(Stored items)
-*-*-

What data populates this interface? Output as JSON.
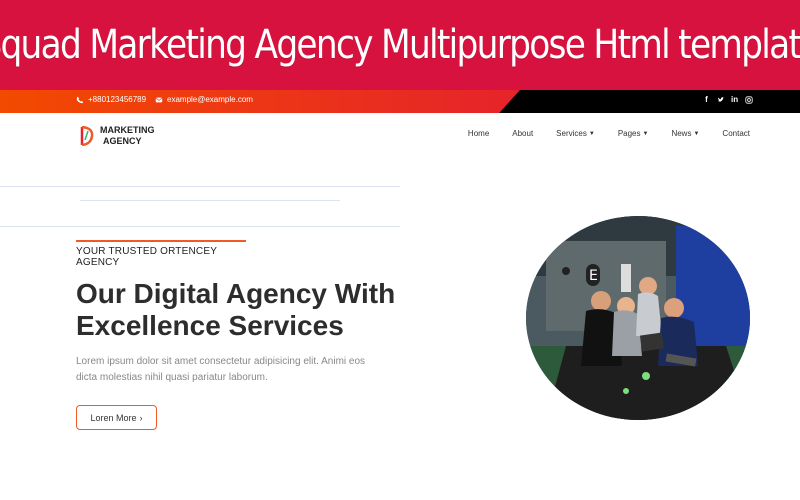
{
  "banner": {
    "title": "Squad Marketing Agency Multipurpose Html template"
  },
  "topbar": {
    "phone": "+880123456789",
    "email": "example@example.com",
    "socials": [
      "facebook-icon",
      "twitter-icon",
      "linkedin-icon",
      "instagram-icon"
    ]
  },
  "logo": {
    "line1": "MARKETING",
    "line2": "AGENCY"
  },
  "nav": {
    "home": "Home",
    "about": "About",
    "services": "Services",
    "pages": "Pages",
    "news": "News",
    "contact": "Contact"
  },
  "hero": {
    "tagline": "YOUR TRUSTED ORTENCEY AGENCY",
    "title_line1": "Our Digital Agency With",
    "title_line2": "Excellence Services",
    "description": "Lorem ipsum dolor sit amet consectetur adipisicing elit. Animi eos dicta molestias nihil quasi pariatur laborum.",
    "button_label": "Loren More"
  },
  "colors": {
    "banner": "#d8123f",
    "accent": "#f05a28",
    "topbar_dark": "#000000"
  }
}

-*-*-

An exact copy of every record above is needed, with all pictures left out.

What data populates this interface? Output as JSON.
{
  "banner": {
    "title": "Squad Marketing Agency Multipurpose Html template"
  },
  "topbar": {
    "phone": "+880123456789",
    "email": "example@example.com",
    "socials": [
      "facebook-icon",
      "twitter-icon",
      "linkedin-icon",
      "instagram-icon"
    ]
  },
  "logo": {
    "line1": "MARKETING",
    "line2": "AGENCY"
  },
  "nav": {
    "home": "Home",
    "about": "About",
    "services": "Services",
    "pages": "Pages",
    "news": "News",
    "contact": "Contact"
  },
  "hero": {
    "tagline": "YOUR TRUSTED ORTENCEY AGENCY",
    "title_line1": "Our Digital Agency With",
    "title_line2": "Excellence Services",
    "description": "Lorem ipsum dolor sit amet consectetur adipisicing elit. Animi eos dicta molestias nihil quasi pariatur laborum.",
    "button_label": "Loren More"
  },
  "colors": {
    "banner": "#d8123f",
    "accent": "#f05a28",
    "topbar_dark": "#000000"
  }
}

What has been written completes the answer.